Check every line below for the word "ipsum" and show those that hold it.
[Data for this task Boundary: Start]
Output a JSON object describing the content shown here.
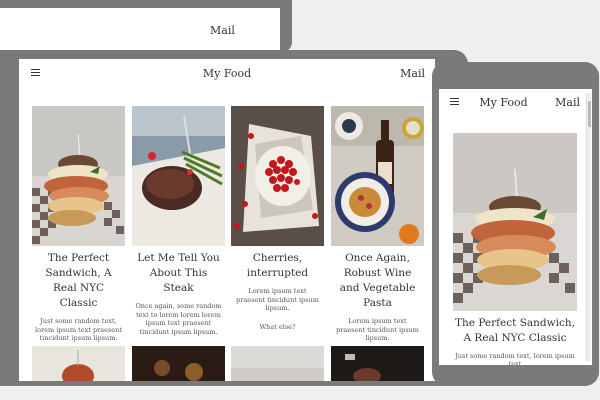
{
  "desktop": {
    "mail_label": "Mail"
  },
  "tablet": {
    "brand": "My Food",
    "mail_label": "Mail",
    "cards": [
      {
        "title": "The Perfect Sandwich, A Real NYC Classic",
        "text": "Just some random text, lorem ipsum text praesent tincidunt ipsum lipsum.",
        "extra": ""
      },
      {
        "title": "Let Me Tell You About This Steak",
        "text": "Once again, some random text to lorem lorem lorem ipsum text praesent tincidunt ipsum lipsum.",
        "extra": ""
      },
      {
        "title": "Cherries, interrupted",
        "text": "Lorem ipsum text praesent tincidunt ipsum lipsum.",
        "extra": "What else?"
      },
      {
        "title": "Once Again, Robust Wine and Vegetable Pasta",
        "text": "Lorem ipsum text praesent tincidunt ipsum lipsum.",
        "extra": ""
      }
    ]
  },
  "phone": {
    "brand": "My Food",
    "mail_label": "Mail",
    "card": {
      "title": "The Perfect Sandwich, A Real NYC Classic",
      "text": "Just some random text, lorem ipsum text"
    }
  },
  "colors": {
    "background": "#efefef",
    "device_frame": "#7a7a7a",
    "screen": "#ffffff",
    "text": "#333333"
  }
}
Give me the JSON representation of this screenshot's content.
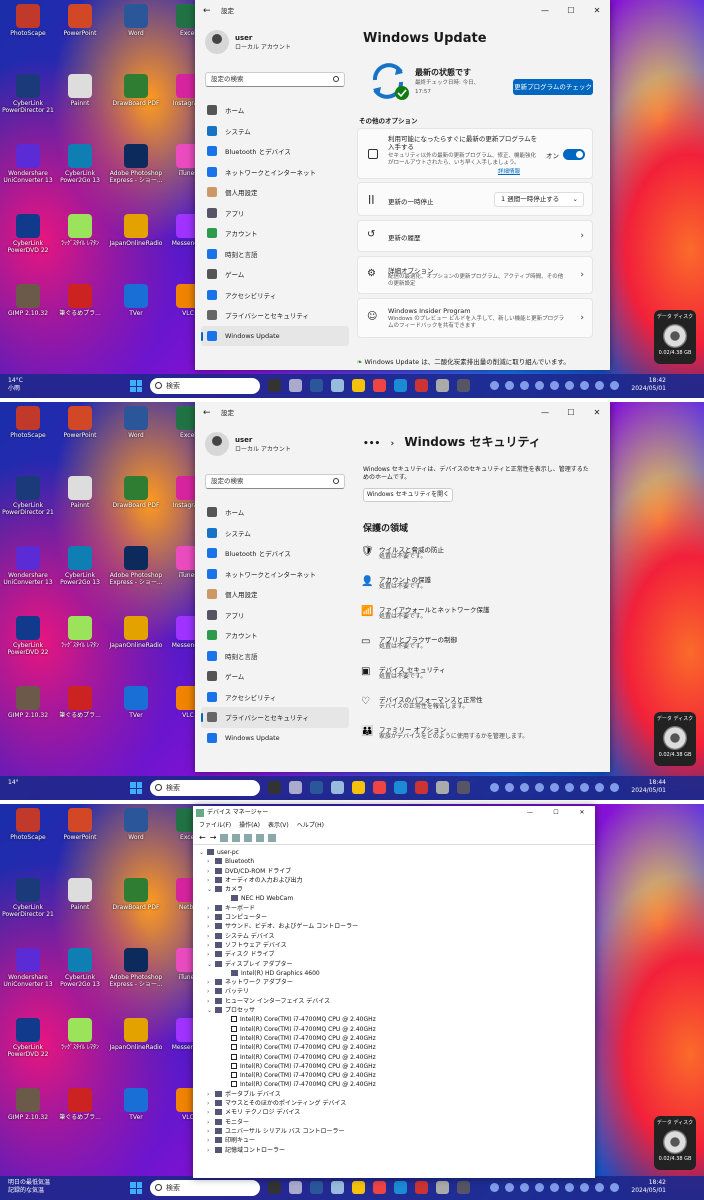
{
  "desktop_icons": [
    {
      "label": "PhotoScape",
      "color": "#c0392b"
    },
    {
      "label": "PowerPoint",
      "color": "#d24726"
    },
    {
      "label": "Word",
      "color": "#2b579a"
    },
    {
      "label": "Excel",
      "color": "#217346"
    },
    {
      "label": "CyberLink PowerDirector 21",
      "color": "#1b3a7a"
    },
    {
      "label": "Painnt",
      "color": "#ddd"
    },
    {
      "label": "DrawBoard PDF",
      "color": "#2f7d32"
    },
    {
      "label": "Instagram",
      "color": "#d6249f"
    },
    {
      "label": "Wondershare UniConverter 13",
      "color": "#5b2bd6"
    },
    {
      "label": "CyberLink Power2Go 13",
      "color": "#0f7eb3"
    },
    {
      "label": "Adobe Photoshop Express - ショー...",
      "color": "#0c2a5c"
    },
    {
      "label": "iTunes",
      "color": "#ea4cc0"
    },
    {
      "label": "CyberLink PowerDVD 22",
      "color": "#123a8c"
    },
    {
      "label": "ﾗｯｸﾞｽﾀｲﾙ ﾚﾏﾀﾝ",
      "color": "#9be35a"
    },
    {
      "label": "JapanOnlineRadio",
      "color": "#e4a200"
    },
    {
      "label": "Messenger",
      "color": "#a033ff"
    },
    {
      "label": "GIMP 2.10.32",
      "color": "#6b5a4a"
    },
    {
      "label": "筆ぐるめプラ...",
      "color": "#c22"
    },
    {
      "label": "TVer",
      "color": "#1a6fd6"
    },
    {
      "label": "VLC",
      "color": "#f08400"
    }
  ],
  "desktop_icons_row2_s1": [
    "Instagram"
  ],
  "dm_desktop_icons": [
    {
      "label": "PhotoScape",
      "color": "#c0392b"
    },
    {
      "label": "PowerPoint",
      "color": "#d24726"
    },
    {
      "label": "Word",
      "color": "#2b579a"
    },
    {
      "label": "Excel",
      "color": "#217346"
    },
    {
      "label": "CyberLink PowerDirector 21",
      "color": "#1b3a7a"
    },
    {
      "label": "Painnt",
      "color": "#ddd"
    },
    {
      "label": "DrawBoard PDF",
      "color": "#2f7d32"
    },
    {
      "label": "Netbg",
      "color": "#d6249f"
    },
    {
      "label": "Wondershare UniConverter 13",
      "color": "#5b2bd6"
    },
    {
      "label": "CyberLink Power2Go 13",
      "color": "#0f7eb3"
    },
    {
      "label": "Adobe Photoshop Express - ショー...",
      "color": "#0c2a5c"
    },
    {
      "label": "iTunes",
      "color": "#ea4cc0"
    },
    {
      "label": "CyberLink PowerDVD 22",
      "color": "#123a8c"
    },
    {
      "label": "ﾗｯｸﾞｽﾀｲﾙ ﾚﾏﾀﾝ",
      "color": "#9be35a"
    },
    {
      "label": "JapanOnlineRadio",
      "color": "#e4a200"
    },
    {
      "label": "Messenger",
      "color": "#a033ff"
    },
    {
      "label": "GIMP 2.10.32",
      "color": "#6b5a4a"
    },
    {
      "label": "筆ぐるめプラ...",
      "color": "#c22"
    },
    {
      "label": "TVer",
      "color": "#1a6fd6"
    },
    {
      "label": "VLC",
      "color": "#f08400"
    }
  ],
  "taskbar": {
    "s1": {
      "weather_temp": "14°C",
      "weather_desc": "小雨",
      "search": "検索",
      "time": "18:42",
      "date": "2024/05/01"
    },
    "s2": {
      "weather_temp": "14°",
      "weather_desc": "",
      "search": "検索",
      "time": "18:44",
      "date": "2024/05/01"
    },
    "s3": {
      "weather_temp": "明日の最低気温",
      "weather_desc": "記録的な気温",
      "search": "検索",
      "time": "18:42",
      "date": "2024/05/01"
    }
  },
  "widget": {
    "title": "データ ディスク",
    "size": "0.02/4.38 GB",
    "brand": "CyberLink"
  },
  "settings": {
    "title": "設定",
    "user_name": "user",
    "user_sub": "ローカル アカウント",
    "search_placeholder": "設定の検索",
    "nav": [
      "ホーム",
      "システム",
      "Bluetooth とデバイス",
      "ネットワークとインターネット",
      "個人用設定",
      "アプリ",
      "アカウント",
      "時刻と言語",
      "ゲーム",
      "アクセシビリティ",
      "プライバシーとセキュリティ",
      "Windows Update"
    ],
    "nav_colors": [
      "#555",
      "#1673c6",
      "#1a73e8",
      "#1a73e8",
      "#c96",
      "#556",
      "#2d9b4b",
      "#1a73e8",
      "#555",
      "#1a73e8",
      "#666",
      "#1a73e8"
    ]
  },
  "update": {
    "heading": "Windows Update",
    "status": "最新の状態です",
    "last_check": "最終チェック日時: 今日、",
    "last_time": "17:57",
    "check_button": "更新プログラムのチェック",
    "other_options": "その他のオプション",
    "opt1_title": "利用可能になったらすぐに最新の更新プログラムを入手する",
    "opt1_desc": "セキュリティ以外の最新の更新プログラム、修正、機能強化がロールアウトされたら、いち早く入手しましょう。",
    "opt1_link": "詳細情報",
    "opt1_state": "オン",
    "pause_label": "更新の一時停止",
    "pause_value": "1 週間一時停止する",
    "history": "更新の履歴",
    "adv_title": "詳細オプション",
    "adv_desc": "配信の最適化、オプションの更新プログラム、アクティブ時間、その他の更新設定",
    "insider_title": "Windows Insider Program",
    "insider_desc": "Windows のプレビュー ビルドを入手して、新しい機能と更新プログラムのフィードバックを共有できます",
    "footer": "Windows Update は、二酸化炭素排出量の削減に取り組んでいます。"
  },
  "security": {
    "breadcrumb": "•••",
    "heading": "Windows セキュリティ",
    "desc": "Windows セキュリティは、デバイスのセキュリティと正常性を表示し、管理するためのホームです。",
    "open_button": "Windows セキュリティを開く",
    "areas_title": "保護の領域",
    "areas": [
      {
        "title": "ウイルスと脅威の防止",
        "status": "処置は不要です。"
      },
      {
        "title": "アカウントの保護",
        "status": "処置は不要です。"
      },
      {
        "title": "ファイアウォールとネットワーク保護",
        "status": "処置は不要です。"
      },
      {
        "title": "アプリとブラウザーの制御",
        "status": "処置は不要です。"
      },
      {
        "title": "デバイス セキュリティ",
        "status": "処置は不要です。"
      },
      {
        "title": "デバイスのパフォーマンスと正常性",
        "status": "デバイスの正常性を報告します。"
      },
      {
        "title": "ファミリー オプション",
        "status": "家族がデバイスをどのように使用するかを管理します。"
      }
    ]
  },
  "devmgr": {
    "title": "デバイス マネージャー",
    "menu": [
      "ファイル(F)",
      "操作(A)",
      "表示(V)",
      "ヘルプ(H)"
    ],
    "root": "user-pc",
    "rows": [
      {
        "t": "Bluetooth",
        "lvl": 1,
        "ex": "›"
      },
      {
        "t": "DVD/CD-ROM ドライブ",
        "lvl": 1,
        "ex": "›"
      },
      {
        "t": "オーディオの入力および出力",
        "lvl": 1,
        "ex": "›"
      },
      {
        "t": "カメラ",
        "lvl": 1,
        "ex": "⌄"
      },
      {
        "t": "NEC HD WebCam",
        "lvl": 2,
        "ex": ""
      },
      {
        "t": "キーボード",
        "lvl": 1,
        "ex": "›"
      },
      {
        "t": "コンピューター",
        "lvl": 1,
        "ex": "›"
      },
      {
        "t": "サウンド、ビデオ、およびゲーム コントローラー",
        "lvl": 1,
        "ex": "›"
      },
      {
        "t": "システム デバイス",
        "lvl": 1,
        "ex": "›"
      },
      {
        "t": "ソフトウェア デバイス",
        "lvl": 1,
        "ex": "›"
      },
      {
        "t": "ディスク ドライブ",
        "lvl": 1,
        "ex": "›"
      },
      {
        "t": "ディスプレイ アダプター",
        "lvl": 1,
        "ex": "⌄"
      },
      {
        "t": "Intel(R) HD Graphics 4600",
        "lvl": 2,
        "ex": ""
      },
      {
        "t": "ネットワーク アダプター",
        "lvl": 1,
        "ex": "›"
      },
      {
        "t": "バッテリ",
        "lvl": 1,
        "ex": "›"
      },
      {
        "t": "ヒューマン インターフェイス デバイス",
        "lvl": 1,
        "ex": "›"
      },
      {
        "t": "プロセッサ",
        "lvl": 1,
        "ex": "⌄"
      },
      {
        "t": "Intel(R) Core(TM) i7-4700MQ CPU @ 2.40GHz",
        "lvl": 2,
        "ex": "",
        "p": 1
      },
      {
        "t": "Intel(R) Core(TM) i7-4700MQ CPU @ 2.40GHz",
        "lvl": 2,
        "ex": "",
        "p": 1
      },
      {
        "t": "Intel(R) Core(TM) i7-4700MQ CPU @ 2.40GHz",
        "lvl": 2,
        "ex": "",
        "p": 1
      },
      {
        "t": "Intel(R) Core(TM) i7-4700MQ CPU @ 2.40GHz",
        "lvl": 2,
        "ex": "",
        "p": 1
      },
      {
        "t": "Intel(R) Core(TM) i7-4700MQ CPU @ 2.40GHz",
        "lvl": 2,
        "ex": "",
        "p": 1
      },
      {
        "t": "Intel(R) Core(TM) i7-4700MQ CPU @ 2.40GHz",
        "lvl": 2,
        "ex": "",
        "p": 1
      },
      {
        "t": "Intel(R) Core(TM) i7-4700MQ CPU @ 2.40GHz",
        "lvl": 2,
        "ex": "",
        "p": 1
      },
      {
        "t": "Intel(R) Core(TM) i7-4700MQ CPU @ 2.40GHz",
        "lvl": 2,
        "ex": "",
        "p": 1
      },
      {
        "t": "ポータブル デバイス",
        "lvl": 1,
        "ex": "›"
      },
      {
        "t": "マウスとそのほかのポインティング デバイス",
        "lvl": 1,
        "ex": "›"
      },
      {
        "t": "メモリ テクノロジ デバイス",
        "lvl": 1,
        "ex": "›"
      },
      {
        "t": "モニター",
        "lvl": 1,
        "ex": "›"
      },
      {
        "t": "ユニバーサル シリアル バス コントローラー",
        "lvl": 1,
        "ex": "›"
      },
      {
        "t": "印刷キュー",
        "lvl": 1,
        "ex": "›"
      },
      {
        "t": "記憶域コントローラー",
        "lvl": 1,
        "ex": "›"
      }
    ]
  }
}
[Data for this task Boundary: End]
§ **Result for this task**
        "text": "Just some random text, lorem ipsum text praesent tincidunt ipsum lipsum.",
        "text": "Once again, some random text to lorem lorem lorem ipsum text praesent tincidunt ipsum lipsum.",
        "text": "Lorem ipsum text praesent tincidunt ipsum lipsum.",
        "text": "Lorem ipsum text praesent tincidunt ipsum lipsum.",
      "text": "Just some random text, lorem ipsum text"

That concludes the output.